Records ▸
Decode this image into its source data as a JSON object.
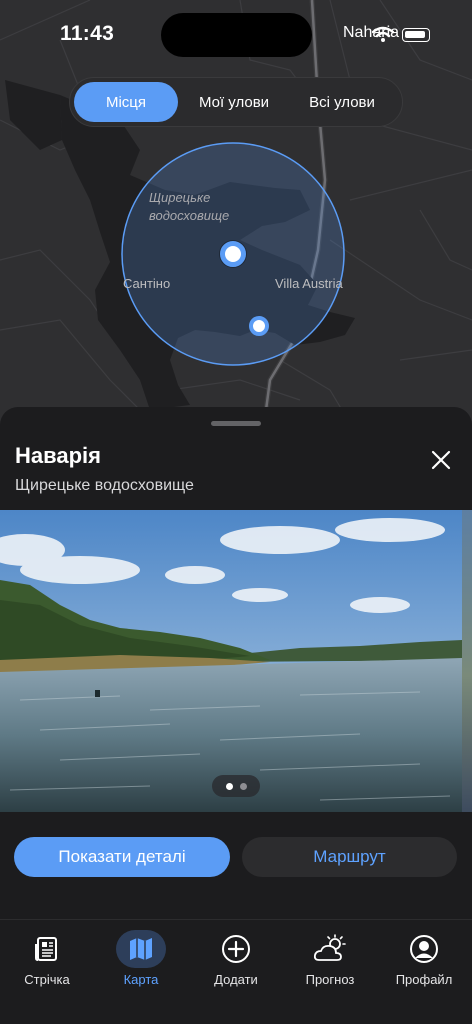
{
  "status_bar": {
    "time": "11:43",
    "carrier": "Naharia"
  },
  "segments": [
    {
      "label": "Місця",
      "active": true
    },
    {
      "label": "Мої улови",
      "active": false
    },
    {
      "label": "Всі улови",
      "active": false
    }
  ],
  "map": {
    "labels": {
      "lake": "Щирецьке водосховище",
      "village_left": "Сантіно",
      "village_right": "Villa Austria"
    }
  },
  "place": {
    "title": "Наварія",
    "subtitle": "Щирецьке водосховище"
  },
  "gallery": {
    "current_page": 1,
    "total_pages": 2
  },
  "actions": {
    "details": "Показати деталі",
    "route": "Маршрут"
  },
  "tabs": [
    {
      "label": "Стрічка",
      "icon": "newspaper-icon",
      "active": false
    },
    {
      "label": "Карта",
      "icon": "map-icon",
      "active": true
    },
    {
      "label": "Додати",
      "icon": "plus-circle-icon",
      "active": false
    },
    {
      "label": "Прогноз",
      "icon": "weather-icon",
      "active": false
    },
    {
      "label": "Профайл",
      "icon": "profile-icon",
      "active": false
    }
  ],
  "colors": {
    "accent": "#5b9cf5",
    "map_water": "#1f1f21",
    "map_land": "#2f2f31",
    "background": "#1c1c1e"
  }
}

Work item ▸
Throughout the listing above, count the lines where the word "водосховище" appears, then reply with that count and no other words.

Problem solution ▸
2